Carraighill: How Data Helps Us Generate Insight Into Financial Services Firm Earnings

At Carraighill, all analysts undertake deep fundamental analysis across multiple companies in the financial services space.  This involves producing detailed financial models on potentially 100+ companies in the Banking, REIT, Asset Management, Housebuilder, and Payment industries in core Europe, the UK, EEM, Turkey, and more recently Mexico. To achieve this, we need a framework to help us understand the earnings drivers across each sector. This allows us to cross-verify company management comments on trading to the underlying data, press articles and other industry expert views.

This involves the distillation of 4bn+ data points into the 10-20m points that we believe are relevant for these companies. Our framework allows us to understand how they interact with each other, and we produce many monthly data insight reports across each of these sectors. The above illustration is a simplified version of our thought process.

Although it may appear complex, in reality, it is very simple. Starting at the Star*, one can logically follow the trail (moving downwards in the diagram):

Point 1: Households are employed by both Private Companies and the Government: The income in a country is the aggregate of wages in each home, which is determined by the quality of businesses and their ability to compete both globally and domestically. If a firm’s top-line is rising, then wages are also likely to increase, and job creation is likely to be vibrant (Sweden and Italy are at opposite ends of this spectrum). A rising trend is generally a positive environment for banks and Housebuilders.
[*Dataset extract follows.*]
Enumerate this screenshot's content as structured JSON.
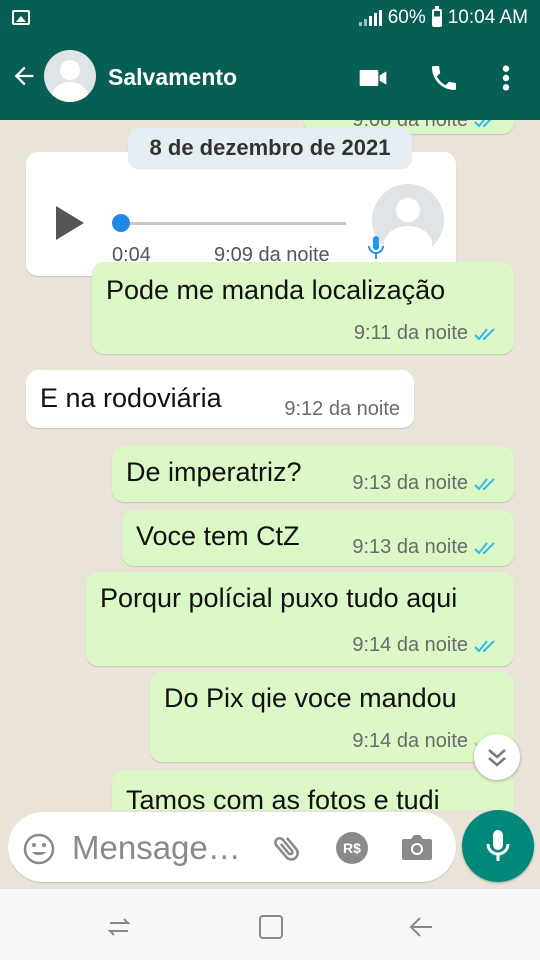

For example, it should lead to increased demand for mortgages (these assets often represent close to 50% of total private credit in any given economy).

Point 2: The decision matrix around whether these employees work from home influences the Office REITs. This is becoming a very complex issue for companies that operate in this space.

Point 3: Following the diagram down, we note that if the employment and wage outlook is positive, this may encourage consumers to take on additional leverage. This is also important for banks, who generally have a higher profit margin from credit card, motor finance, and other shorter-term lending.

Point 4: A positive household income trend and higher levels of borrowing also increases the likelihood of rising consumption. The faster income rises, the more people will either spend or save. If people consume more, this is a very positive backdrop for payment companies. Within this, understanding the nature and evolution of consumption is an imperative as not all consumption helps payments: For example, we need to ask: What portion of spending in an economy is discretionary (which is more likely to be financed by credit cards)? What share is executed online? How is this structurally evolving over time?

In general, the greater the proportion executed online, the higher the potential revenue for payment companies like Adyen, Worldline, Nexi, PagSeguro, and Stone.

Point 5: The corollary of a high level of spend online is that consumption in-store and in shopping centres is lower. The evolution of this is important for Retail REITs such as Unibail and Klépierre.

Point 6: The difference between income and consumption is savings. This money can be put on deposit with banks or can be used to buy asset management products. The countries with high levels of household free cash flow in Europe include France, Germany, Italy, and Sweden. These economies also have large incumbent asset management firms (Amundi, DWS, and EQT are some examples). The higher the differential and the lower the loans to deposits ratio in any given country, the more “flow” that a given asset management firm can target.

Finally, these savings are often placed in the equity and debt of domestic companies that allow them to invest and generate increased profits, leading to more employment and consumption in time. This is especially the case if a country has a structural competitive advantage.

This circle continues as a structural advantage leads us back to the * in this diagram.

At Carraighill, we have the product tools and the data distilled sufficiently to focus increasingly on the company-specific factors that will now drive investment returns. This includes allocating greater time going forward to detailed fundamental analysis.

Ultimately, our role is to understand the long-term structural trends and the companies best placed in these cross sectors to benefit. This is a consistent process that relies on hard work, humility, and, most of all, patience.